Work task >>
Only the lines containing "Letter" belong in the answer; find them in the material below.

Records for the exercise >>

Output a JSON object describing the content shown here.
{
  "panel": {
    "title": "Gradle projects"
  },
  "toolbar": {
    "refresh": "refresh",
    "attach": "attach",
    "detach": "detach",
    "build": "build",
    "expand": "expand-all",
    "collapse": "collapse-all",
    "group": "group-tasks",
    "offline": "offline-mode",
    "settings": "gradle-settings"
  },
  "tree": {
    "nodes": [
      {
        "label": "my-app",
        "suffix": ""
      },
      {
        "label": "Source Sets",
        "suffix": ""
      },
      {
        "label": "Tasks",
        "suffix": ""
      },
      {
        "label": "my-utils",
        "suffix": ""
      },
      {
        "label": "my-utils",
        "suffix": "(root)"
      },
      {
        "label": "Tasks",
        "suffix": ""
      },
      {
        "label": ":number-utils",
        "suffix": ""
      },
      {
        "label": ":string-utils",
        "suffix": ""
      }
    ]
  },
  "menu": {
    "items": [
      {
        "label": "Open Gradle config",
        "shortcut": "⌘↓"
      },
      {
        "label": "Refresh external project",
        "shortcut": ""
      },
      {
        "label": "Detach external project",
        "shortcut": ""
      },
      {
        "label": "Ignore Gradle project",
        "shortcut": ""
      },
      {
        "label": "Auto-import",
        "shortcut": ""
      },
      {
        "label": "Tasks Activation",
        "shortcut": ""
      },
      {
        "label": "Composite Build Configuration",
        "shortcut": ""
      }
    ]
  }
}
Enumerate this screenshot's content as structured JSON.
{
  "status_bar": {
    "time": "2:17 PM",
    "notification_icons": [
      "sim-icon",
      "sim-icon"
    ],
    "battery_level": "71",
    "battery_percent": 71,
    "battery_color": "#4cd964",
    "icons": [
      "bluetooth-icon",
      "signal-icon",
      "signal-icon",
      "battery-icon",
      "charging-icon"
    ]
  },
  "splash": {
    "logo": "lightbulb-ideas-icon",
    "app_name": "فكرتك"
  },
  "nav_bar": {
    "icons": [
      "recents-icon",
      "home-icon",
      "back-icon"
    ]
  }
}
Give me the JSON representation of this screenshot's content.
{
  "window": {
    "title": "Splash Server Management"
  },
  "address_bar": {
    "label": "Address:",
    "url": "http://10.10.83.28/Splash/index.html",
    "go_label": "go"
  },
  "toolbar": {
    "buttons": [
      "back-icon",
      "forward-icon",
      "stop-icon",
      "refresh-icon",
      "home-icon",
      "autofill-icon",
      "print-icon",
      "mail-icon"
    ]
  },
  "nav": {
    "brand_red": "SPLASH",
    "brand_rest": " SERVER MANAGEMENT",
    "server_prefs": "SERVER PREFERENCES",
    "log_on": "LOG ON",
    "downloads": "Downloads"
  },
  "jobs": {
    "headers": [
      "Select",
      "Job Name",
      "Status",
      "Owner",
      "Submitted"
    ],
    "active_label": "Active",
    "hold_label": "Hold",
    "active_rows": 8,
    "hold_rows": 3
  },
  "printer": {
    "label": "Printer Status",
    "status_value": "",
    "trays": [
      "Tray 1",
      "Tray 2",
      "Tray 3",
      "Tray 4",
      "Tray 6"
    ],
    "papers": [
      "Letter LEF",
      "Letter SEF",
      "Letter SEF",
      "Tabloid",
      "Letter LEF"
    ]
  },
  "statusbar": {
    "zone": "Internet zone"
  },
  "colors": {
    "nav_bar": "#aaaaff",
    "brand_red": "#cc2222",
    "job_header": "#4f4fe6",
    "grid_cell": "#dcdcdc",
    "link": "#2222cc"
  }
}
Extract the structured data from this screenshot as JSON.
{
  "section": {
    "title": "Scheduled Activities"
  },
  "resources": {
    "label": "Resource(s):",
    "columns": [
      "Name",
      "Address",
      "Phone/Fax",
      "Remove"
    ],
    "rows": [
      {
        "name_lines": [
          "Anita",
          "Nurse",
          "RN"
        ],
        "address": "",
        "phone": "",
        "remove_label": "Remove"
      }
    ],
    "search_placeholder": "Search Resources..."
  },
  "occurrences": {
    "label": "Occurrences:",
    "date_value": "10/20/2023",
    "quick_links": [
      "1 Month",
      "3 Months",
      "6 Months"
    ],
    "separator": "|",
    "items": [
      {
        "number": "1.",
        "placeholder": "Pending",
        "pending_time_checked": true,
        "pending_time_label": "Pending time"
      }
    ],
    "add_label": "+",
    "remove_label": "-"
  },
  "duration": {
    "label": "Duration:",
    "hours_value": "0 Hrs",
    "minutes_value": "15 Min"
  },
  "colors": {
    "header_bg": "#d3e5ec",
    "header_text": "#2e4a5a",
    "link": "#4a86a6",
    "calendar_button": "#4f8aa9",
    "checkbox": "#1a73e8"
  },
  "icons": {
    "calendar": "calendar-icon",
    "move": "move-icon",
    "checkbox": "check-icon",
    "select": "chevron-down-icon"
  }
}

Answer below >>
      "Letter LEF",
      "Letter SEF",
      "Letter SEF",
      "Letter LEF"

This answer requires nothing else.